Task objective>
In full and without changes, output the data.

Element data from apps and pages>

↓

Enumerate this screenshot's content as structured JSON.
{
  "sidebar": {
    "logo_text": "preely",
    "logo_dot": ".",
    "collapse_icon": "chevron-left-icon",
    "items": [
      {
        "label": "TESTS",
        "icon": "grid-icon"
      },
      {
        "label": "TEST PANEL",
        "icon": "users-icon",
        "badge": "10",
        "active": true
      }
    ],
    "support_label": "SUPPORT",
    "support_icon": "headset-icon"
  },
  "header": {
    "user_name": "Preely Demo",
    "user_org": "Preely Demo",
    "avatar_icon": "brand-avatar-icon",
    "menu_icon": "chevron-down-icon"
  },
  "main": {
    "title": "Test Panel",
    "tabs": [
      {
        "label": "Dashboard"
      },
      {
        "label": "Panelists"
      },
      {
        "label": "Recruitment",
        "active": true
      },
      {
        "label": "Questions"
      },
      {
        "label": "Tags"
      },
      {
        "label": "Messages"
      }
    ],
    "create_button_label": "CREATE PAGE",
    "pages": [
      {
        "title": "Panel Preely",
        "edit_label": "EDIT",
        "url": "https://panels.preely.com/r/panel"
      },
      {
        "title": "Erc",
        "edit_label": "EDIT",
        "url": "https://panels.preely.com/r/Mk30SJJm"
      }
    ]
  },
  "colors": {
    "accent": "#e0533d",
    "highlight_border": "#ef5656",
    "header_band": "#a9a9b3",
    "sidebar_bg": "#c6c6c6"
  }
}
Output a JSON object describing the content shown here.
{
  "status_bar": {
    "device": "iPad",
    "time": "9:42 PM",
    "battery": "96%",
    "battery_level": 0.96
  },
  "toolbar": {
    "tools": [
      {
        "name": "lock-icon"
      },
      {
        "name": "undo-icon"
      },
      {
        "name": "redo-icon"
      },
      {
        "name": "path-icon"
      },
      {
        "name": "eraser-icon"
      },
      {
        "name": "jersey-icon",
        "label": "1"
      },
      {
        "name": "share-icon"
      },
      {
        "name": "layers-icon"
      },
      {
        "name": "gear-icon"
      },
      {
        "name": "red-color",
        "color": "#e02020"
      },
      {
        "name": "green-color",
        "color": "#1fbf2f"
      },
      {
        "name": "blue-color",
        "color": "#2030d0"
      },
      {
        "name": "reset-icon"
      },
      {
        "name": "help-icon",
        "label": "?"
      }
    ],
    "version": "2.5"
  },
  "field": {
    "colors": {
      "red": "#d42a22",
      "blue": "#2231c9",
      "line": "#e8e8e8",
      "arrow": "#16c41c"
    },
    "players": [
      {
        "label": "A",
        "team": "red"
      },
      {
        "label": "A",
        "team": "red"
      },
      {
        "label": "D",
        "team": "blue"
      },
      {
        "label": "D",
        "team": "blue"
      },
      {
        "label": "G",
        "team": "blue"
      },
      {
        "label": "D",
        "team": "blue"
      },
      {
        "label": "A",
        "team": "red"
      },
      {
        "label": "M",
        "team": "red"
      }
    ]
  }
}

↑

Result of this exercise>
Enumerate this screenshot's content as structured JSON.
{
  "sidebar": {
    "logo_text": "preely",
    "logo_dot": ".",
    "collapse_icon": "chevron-left-icon",
    "items": [
      {
        "label": "TESTS",
        "icon": "grid-icon"
      },
      {
        "label": "TEST PANEL",
        "icon": "users-icon",
        "badge": "10",
        "active": true
      }
    ],
    "support_label": "SUPPORT",
    "support_icon": "headset-icon"
  },
  "header": {
    "user_name": "Preely Demo",
    "user_org": "Preely Demo",
    "avatar_icon": "brand-avatar-icon",
    "menu_icon": "chevron-down-icon"
  },
  "main": {
    "title": "Test Panel",
    "tabs": [
      {
        "label": "Dashboard"
      },
      {
        "label": "Panelists"
      },
      {
        "label": "Recruitment",
        "active": true
      },
      {
        "label": "Questions"
      },
      {
        "label": "Tags"
      },
      {
        "label": "Messages"
      }
    ],
    "create_button_label": "CREATE PAGE",
    "pages": [
      {
        "title": "Panel Preely",
        "edit_label": "EDIT",
        "url": "https://panels.preely.com/r/panel"
      },
      {
        "title": "Erc",
        "edit_label": "EDIT",
        "url": "https://panels.preely.com/r/Mk30SJJm"
      }
    ]
  },
  "colors": {
    "accent": "#e0533d",
    "highlight_border": "#ef5656",
    "header_band": "#a9a9b3",
    "sidebar_bg": "#c6c6c6"
  }
}
Output a JSON object describing the content shown here.
{
  "status_bar": {
    "device": "iPad",
    "time": "9:42 PM",
    "battery": "96%",
    "battery_level": 0.96
  },
  "toolbar": {
    "tools": [
      {
        "name": "lock-icon"
      },
      {
        "name": "undo-icon"
      },
      {
        "name": "redo-icon"
      },
      {
        "name": "path-icon"
      },
      {
        "name": "eraser-icon"
      },
      {
        "name": "jersey-icon",
        "label": "1"
      },
      {
        "name": "share-icon"
      },
      {
        "name": "layers-icon"
      },
      {
        "name": "gear-icon"
      },
      {
        "name": "red-color",
        "color": "#e02020"
      },
      {
        "name": "green-color",
        "color": "#1fbf2f"
      },
      {
        "name": "blue-color",
        "color": "#2030d0"
      },
      {
        "name": "reset-icon"
      },
      {
        "name": "help-icon",
        "label": "?"
      }
    ],
    "version": "2.5"
  },
  "field": {
    "colors": {
      "red": "#d42a22",
      "blue": "#2231c9",
      "line": "#e8e8e8",
      "arrow": "#16c41c"
    },
    "players": [
      {
        "label": "A",
        "team": "red"
      },
      {
        "label": "A",
        "team": "red"
      },
      {
        "label": "D",
        "team": "blue"
      },
      {
        "label": "D",
        "team": "blue"
      },
      {
        "label": "G",
        "team": "blue"
      },
      {
        "label": "D",
        "team": "blue"
      },
      {
        "label": "A",
        "team": "red"
      },
      {
        "label": "M",
        "team": "red"
      }
    ]
  }
}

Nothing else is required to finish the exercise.